We said our goodbyes and made our way to Capallades where we stayed at the lovely Can Carol. The hostal is comfortable and loaded with charm. We unwound over a bottle of wine and in the morning had breakfast and toured the property. There’s a small church and beautiful grounds. A men’s only wine club gathers here monthly. Again there is history every way you turn. For part of the group the journey was over. We bade farewell and our smaller group continued on with just one stop this day.
Jordi Codina and Bruno Tannino greeted us at Finca Valldosera, where once again we hopped into a 4×4 and toured the property. Above the property overlooking everything we drank cava and signed the bottle. Bruno and Jordi took our signed bottle and placed it inside a small hut that had been used by gardeners years ago. Part of me remains in that hut as I scraped my head on the way out. We gathered back at the estate for wine, Cava and elegant appetizers. Jordi’s background includes stops in Marlborough New Zealand and the Napa Valley and he has been Finca Valldosera’s oenologist since 2009. All the wines are produced from estate fruit.
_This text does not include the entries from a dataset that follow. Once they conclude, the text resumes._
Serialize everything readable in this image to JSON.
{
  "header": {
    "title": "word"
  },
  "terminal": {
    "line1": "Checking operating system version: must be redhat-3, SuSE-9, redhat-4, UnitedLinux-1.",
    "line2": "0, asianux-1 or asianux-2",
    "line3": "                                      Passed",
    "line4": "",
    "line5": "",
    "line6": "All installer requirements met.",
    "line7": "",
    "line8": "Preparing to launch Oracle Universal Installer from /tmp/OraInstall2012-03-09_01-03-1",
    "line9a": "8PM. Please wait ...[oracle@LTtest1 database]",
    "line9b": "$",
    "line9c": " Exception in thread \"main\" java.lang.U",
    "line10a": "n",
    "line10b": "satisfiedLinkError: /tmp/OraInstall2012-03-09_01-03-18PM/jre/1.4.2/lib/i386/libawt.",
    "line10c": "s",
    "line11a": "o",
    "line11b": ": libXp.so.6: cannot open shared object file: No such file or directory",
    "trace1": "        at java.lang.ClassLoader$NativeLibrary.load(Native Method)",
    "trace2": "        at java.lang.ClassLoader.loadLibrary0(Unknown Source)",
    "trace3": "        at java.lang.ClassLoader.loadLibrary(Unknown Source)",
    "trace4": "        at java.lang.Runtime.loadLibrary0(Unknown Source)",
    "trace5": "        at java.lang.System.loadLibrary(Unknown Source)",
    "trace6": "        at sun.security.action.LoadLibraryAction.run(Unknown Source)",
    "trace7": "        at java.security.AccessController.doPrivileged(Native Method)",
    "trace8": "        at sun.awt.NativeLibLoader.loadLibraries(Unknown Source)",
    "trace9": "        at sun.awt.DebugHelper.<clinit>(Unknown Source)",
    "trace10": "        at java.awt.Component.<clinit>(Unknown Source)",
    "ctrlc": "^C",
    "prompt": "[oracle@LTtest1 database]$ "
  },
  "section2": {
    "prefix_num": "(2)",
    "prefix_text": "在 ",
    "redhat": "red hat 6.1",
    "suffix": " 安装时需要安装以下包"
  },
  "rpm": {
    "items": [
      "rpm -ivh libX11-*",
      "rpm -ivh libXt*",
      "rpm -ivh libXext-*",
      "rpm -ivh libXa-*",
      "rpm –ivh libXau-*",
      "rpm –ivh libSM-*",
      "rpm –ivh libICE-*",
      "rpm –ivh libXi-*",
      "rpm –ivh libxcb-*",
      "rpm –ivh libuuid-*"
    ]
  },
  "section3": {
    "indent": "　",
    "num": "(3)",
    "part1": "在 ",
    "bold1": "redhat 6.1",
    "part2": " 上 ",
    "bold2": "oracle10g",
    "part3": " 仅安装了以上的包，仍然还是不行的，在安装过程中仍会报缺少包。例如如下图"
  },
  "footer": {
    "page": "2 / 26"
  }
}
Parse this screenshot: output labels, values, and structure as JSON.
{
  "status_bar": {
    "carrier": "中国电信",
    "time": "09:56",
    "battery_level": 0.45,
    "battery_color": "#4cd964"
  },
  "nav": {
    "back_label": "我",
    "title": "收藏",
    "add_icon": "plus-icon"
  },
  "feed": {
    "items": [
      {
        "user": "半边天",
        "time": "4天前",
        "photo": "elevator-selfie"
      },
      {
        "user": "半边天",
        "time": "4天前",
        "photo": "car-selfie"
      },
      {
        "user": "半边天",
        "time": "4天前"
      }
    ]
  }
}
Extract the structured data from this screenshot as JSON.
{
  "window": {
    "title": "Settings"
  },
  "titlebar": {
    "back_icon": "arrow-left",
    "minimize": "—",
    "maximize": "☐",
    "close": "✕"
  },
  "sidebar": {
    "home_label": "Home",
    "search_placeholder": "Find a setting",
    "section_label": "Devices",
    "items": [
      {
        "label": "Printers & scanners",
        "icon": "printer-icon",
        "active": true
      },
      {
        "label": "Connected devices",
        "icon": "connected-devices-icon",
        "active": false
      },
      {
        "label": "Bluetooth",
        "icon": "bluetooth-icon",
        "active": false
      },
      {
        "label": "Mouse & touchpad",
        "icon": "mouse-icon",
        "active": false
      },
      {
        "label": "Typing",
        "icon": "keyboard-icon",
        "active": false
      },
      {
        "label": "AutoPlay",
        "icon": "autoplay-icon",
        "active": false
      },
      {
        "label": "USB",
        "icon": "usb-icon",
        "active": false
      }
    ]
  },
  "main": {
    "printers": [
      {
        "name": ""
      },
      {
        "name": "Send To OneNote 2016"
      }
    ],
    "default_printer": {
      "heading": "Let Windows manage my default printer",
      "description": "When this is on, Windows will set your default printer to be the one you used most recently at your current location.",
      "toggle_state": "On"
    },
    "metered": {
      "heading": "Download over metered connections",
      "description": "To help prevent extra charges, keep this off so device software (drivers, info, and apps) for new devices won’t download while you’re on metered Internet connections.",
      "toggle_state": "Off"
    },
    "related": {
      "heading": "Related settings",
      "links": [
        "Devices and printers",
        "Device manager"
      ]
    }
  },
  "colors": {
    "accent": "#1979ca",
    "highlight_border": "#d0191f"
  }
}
We began our last day in Catalonia with a 20 kilometer bike ride. I hadn’t been on a bicycle in years and made it about two K before deciding it wasn’t worth risking life and limb. The ride ended at Rovellats Cava and we couldn’t have hoped for a better host than Rosa Cardona i Vallès. We took a tour of the estate and walked through the caves, stacked floor to ceiling with bottles of cava. At one point I said to her that there must be several hundred thousand bottles. She turned to me and said ‘No. Three and a half million.’ The Rovellats Cavas were among my favorites and if you ever come across it, I urge you to grab it.
This amazing journey had drawn to a close. We had a farewell barbecue and a walking tour of Barcelona and then headed home.